If you think you or a girlfriend have an out of control shoe collection, check out the Museum of Metropolitan Art and think again. Comprised of more than 5,000 examples, the Met’s permanent collection of shoes should probably have their own museum. Boasting some incredibly rare and unusual styles from around the world and dating from the fourteenth to the twenty-first century, I went through the Met’s online shoe closet and picked out some of my favourite kicks…
Made in 1935 by Delman (American, founded 1919).
Targeting wealthy socialites and celebrities as his customers, Delman opened a small custom shoe shop on Madison Avenue in 1919, gradually shifting his attentions to manufacturing. Delman was a savvy promoter and pioneered the practice of featuring film stars in his advertisements and partnered with exclusive clothing stores, including Saks and Bergdorf Goodman, to distribute his shoes.
Made in 1938! By Salvatore Ferragamo (Italian, founded 1929).
Salvatore Ferragamo is credited with introducing the platform shoe in the late 1930s.
Made in 1965 by designer Katharina Denzinger.
Leather lion sandals made in Ghana circa 20th Century.
Horse hair boots for the 2004 Fall/ Winter collection by Helmut Lang.
Made in 1990 by Andrea Pfister.
Made by Christian Louboutin in 2007 (height, 10 inches).
Made in 1938 for the House of Balenciaga.
Published in Vogue in October 1939 as a design for Balenciaga, this pair of extraordinary shoes is actually the work of designer Steven Arpad. Like many designers, most of Arpad’s work seems to have been done anonymously and released under the name of an established fashion house, so the Museum’s archive and collection of shoe prototypes by Arpad provide the sole documentation of this portion of the designer’s oeuvre.
Produced from 1930-1939, attributed to Hurd Shoe Co.
Historically favored for babies, two-tone shoes rose in importance as an adult style in the late 1910s and were fairly common in the 1920s. Button boots had been an important adult style until the 1920s, but by the end of the decade had gone out of style, only to reappear periodically as a “revival” style.
Bathing Boots, early 20th century, made of cotton, wool and cork (hardly waterproof!).
Argentinian Riding Boots, made by Clavado in the mid 1950s.
Made by Herbert Levine in 1966.
Greek-American flag pumps made in 1967. Designer not known.

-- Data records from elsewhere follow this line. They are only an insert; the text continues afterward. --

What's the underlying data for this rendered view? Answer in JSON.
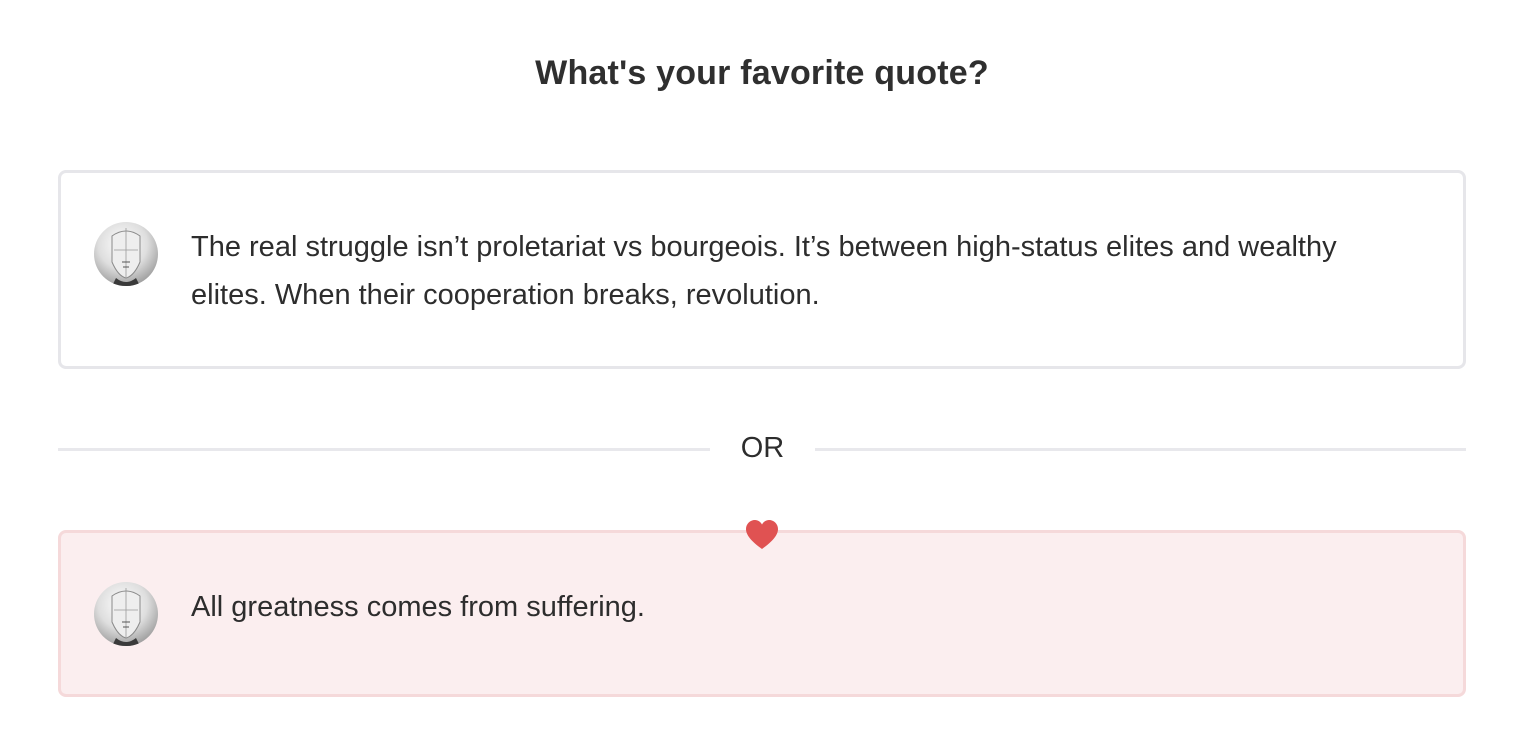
{
  "question": {
    "title": "What's your favorite quote?"
  },
  "options": [
    {
      "text": "The real struggle isn’t proletariat vs bourgeois. It’s between high-status elites and wealthy elites. When their cooperation breaks, revolution.",
      "selected": false
    },
    {
      "text": "All greatness comes from suffering.",
      "selected": true
    }
  ],
  "separator": {
    "label": "OR"
  },
  "icons": {
    "avatar": "sculpture-avatar-icon",
    "selected": "heart-icon"
  },
  "colors": {
    "heart": "#e05252",
    "selected_bg": "#fbeeef",
    "selected_border": "#f5d9da",
    "card_border": "#e6e6ea"
  }
}
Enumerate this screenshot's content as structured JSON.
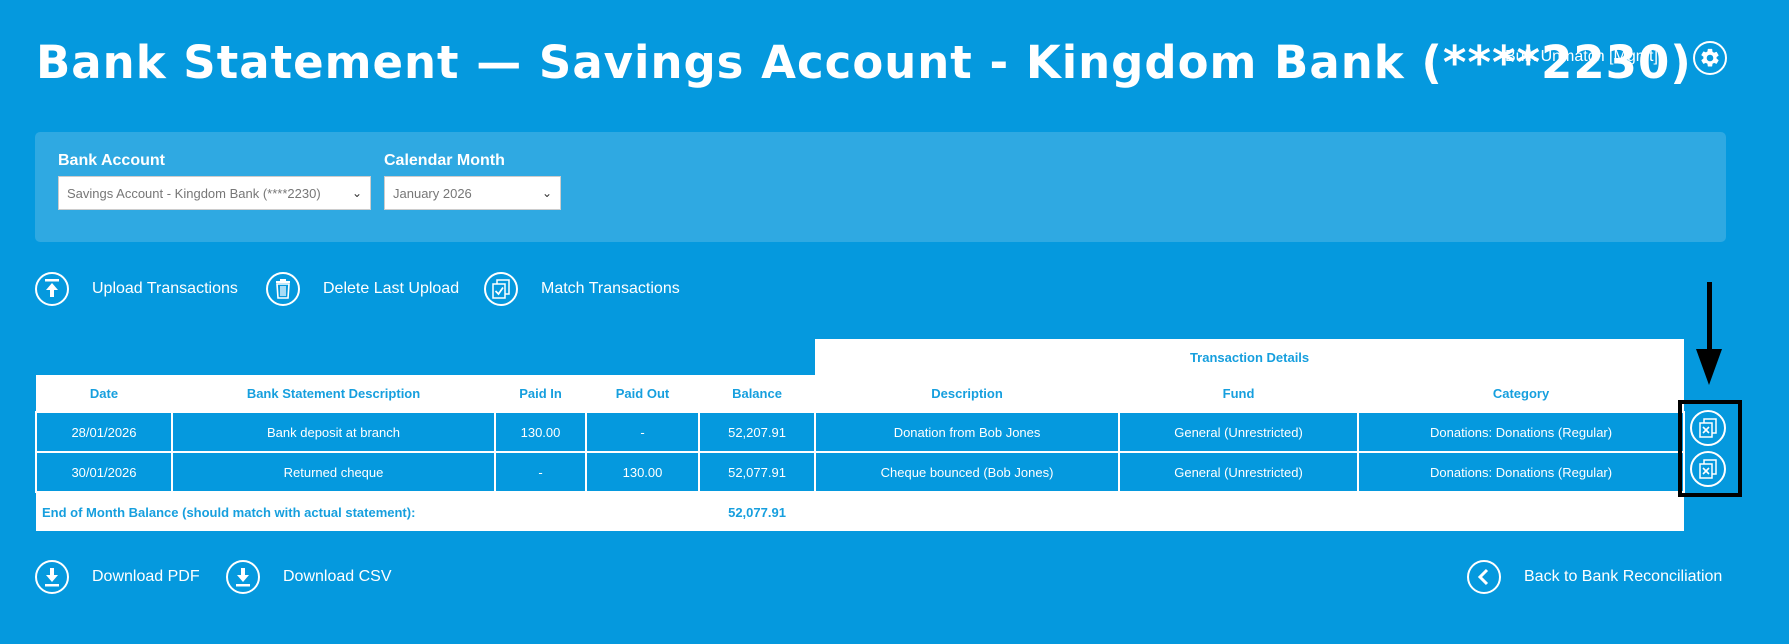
{
  "header": {
    "title": "Bank Statement — Savings Account - Kingdom Bank (****2230)",
    "bulk_unmatch_label": "Bulk Unmatch [Mgmt]"
  },
  "filters": {
    "bank_account_label": "Bank Account",
    "bank_account_value": "Savings Account - Kingdom Bank (****2230)",
    "calendar_month_label": "Calendar Month",
    "calendar_month_value": "January 2026"
  },
  "actions": {
    "upload": "Upload Transactions",
    "delete_last": "Delete Last Upload",
    "match": "Match Transactions"
  },
  "table": {
    "group_header": "Transaction Details",
    "columns": [
      "Date",
      "Bank Statement Description",
      "Paid In",
      "Paid Out",
      "Balance",
      "Description",
      "Fund",
      "Category"
    ],
    "rows": [
      [
        "28/01/2026",
        "Bank deposit at branch",
        "130.00",
        "-",
        "52,207.91",
        "Donation from Bob Jones",
        "General (Unrestricted)",
        "Donations: Donations (Regular)"
      ],
      [
        "30/01/2026",
        "Returned cheque",
        "-",
        "130.00",
        "52,077.91",
        "Cheque bounced (Bob Jones)",
        "General (Unrestricted)",
        "Donations: Donations (Regular)"
      ]
    ],
    "end_label": "End of Month Balance (should match with actual statement):",
    "end_balance": "52,077.91"
  },
  "footer": {
    "download_pdf": "Download PDF",
    "download_csv": "Download CSV",
    "back": "Back to Bank Reconciliation"
  },
  "icons": {
    "gear": "gear-icon",
    "upload": "upload-icon",
    "delete": "trash-icon",
    "match": "clipboard-check-icon",
    "unmatch": "unmatch-icon",
    "download": "download-icon",
    "back": "chevron-left-icon"
  },
  "colors": {
    "background": "#0599de",
    "panel": "#2fa9e2",
    "header_text": "#169fde",
    "highlight_box": "#000000"
  }
}
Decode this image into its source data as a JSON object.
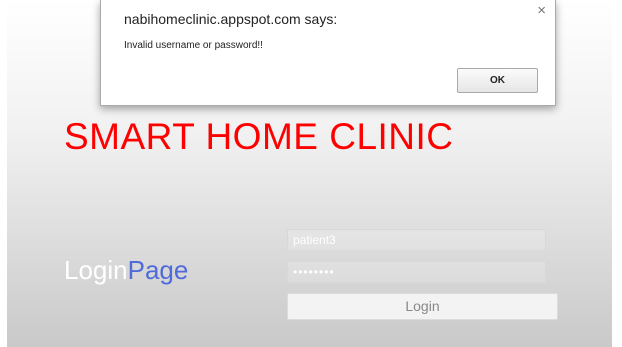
{
  "dialog": {
    "title": "nabihomeclinic.appspot.com says:",
    "close_glyph": "×",
    "message": "Invalid username or password!!",
    "ok_label": "OK"
  },
  "header": {
    "title": "SMART HOME CLINIC"
  },
  "login": {
    "heading_part1": "Login",
    "heading_part2": "Page",
    "username_value": "patient3",
    "password_value": "••••••••",
    "button_label": "Login"
  },
  "colors": {
    "title": "#ff0000",
    "heading_accent": "#4f6bd9"
  }
}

Left: Made by Herbert Levine in the late 1960s. Right: Stocking boots, American-made in 1965.
Made in 1962 by Beth Levine.
Beth Levine’s ingenious and witty designs, experimentation with novel materials, and ability to invent practical solutions have earned her the place of top female shoe designer of the 20th century. Levine was particularly adept at predicting future trends and devising structural innovations.
Evening boots, 1885, probably French.
Made by Herbert Levine in the late 1960s.
Discover the Met’s incredible shoe closet here.